Explore Self portrait in a Straw Hat by Élisabeth Vigée Le Brun

Self portrait in a Straw Hat by Élisabeth Vigée Le Brun

In this episode, we’ll be taking a closer look at ‘Self-portrait in a Straw Hat’ by Élisabeth Vigée Le Brun at the National Gallery in London. Welcome to Art, Culture & Books with me, Anthony King.

As always, I take all the photos and videos myself on location, ensuring you get an up-close and personal view of the fascinating world of art and culture. I’ll be popping in and out with commentary as this video progresses but for now let’s take a close up look.

Elisabeth Vigée Le Brun was born in 1755 and was a trailblazing female artist of her time, known for her exceptional skill and the ability to navigate the male-dominated art world. She lived through a tumultuous era in French history.

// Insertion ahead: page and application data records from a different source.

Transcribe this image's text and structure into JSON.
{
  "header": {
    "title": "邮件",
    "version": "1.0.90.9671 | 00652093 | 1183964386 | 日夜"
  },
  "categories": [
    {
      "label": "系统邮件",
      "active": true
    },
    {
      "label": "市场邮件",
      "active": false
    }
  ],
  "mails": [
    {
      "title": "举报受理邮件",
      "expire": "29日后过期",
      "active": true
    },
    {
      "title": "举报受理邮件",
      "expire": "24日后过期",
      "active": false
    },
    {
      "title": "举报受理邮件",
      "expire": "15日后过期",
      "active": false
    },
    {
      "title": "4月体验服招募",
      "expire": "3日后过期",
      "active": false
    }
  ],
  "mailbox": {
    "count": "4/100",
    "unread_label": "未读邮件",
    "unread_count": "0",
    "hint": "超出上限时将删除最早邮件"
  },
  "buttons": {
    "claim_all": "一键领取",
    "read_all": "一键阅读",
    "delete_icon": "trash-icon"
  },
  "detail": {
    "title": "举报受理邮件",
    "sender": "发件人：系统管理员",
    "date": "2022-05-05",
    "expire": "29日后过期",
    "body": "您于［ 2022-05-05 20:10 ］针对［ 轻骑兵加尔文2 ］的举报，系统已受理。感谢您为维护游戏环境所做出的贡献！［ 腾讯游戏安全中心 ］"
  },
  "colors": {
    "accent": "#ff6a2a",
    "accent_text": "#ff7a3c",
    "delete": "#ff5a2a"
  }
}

Before the French Revolution in 1789, Vigée Le Brun was very successful, especially at the Versailles court. Marie-Antoinette favoured her as a painter, and Vigée Le Brun created over 30 portraits of the Queen and her family.

The oil on canvas completed in 1782, “Self-portrait in a Straw Hat” is a striking example of her mastery in portraiture which is even more incredible considering she was mainly self taught! This version of the painting is a signed copy by Vigėe Le Brun, recreating a highly popular self-portrait she herself originally painted in Brussels, also in 1782.

The painting captures the artist in a moment of self-reflection and confidence, wearing a straw hat adorned with a pink ribbon. The loose brushstrokes and vibrant colour palette demonstrate her technical prowess. The National Gallery tell us that the pose is deliberately modelled on Rubens’s Portrait of Susanna Lunden.

Vigée Le Brun wrote of the painting in her memoirs which were published in 1903:

We returned to Flanders to see the masterpieces of Rubens… at Antwerp, I found the famous “Straw Hat,” which has lately been sold to an Englishman for a large sum. This admirable picture represents a woman by Rubens. It delighted and inspired me to such a degree that I made a portrait of myself at Brussels, striving to obtain the same effects. I painted myself with a straw hat on my head, a feather, and a garland of wild flowers, holding my palette in my hand.”

“Self-portrait in a Straw Hat” is celebrated for its departure from traditional self-portraiture conventions of the time. Vigée Le Brun presents herself with a direct gaze, showcasing her self-assuredness and challenging the viewer to engage with her on a more personal level.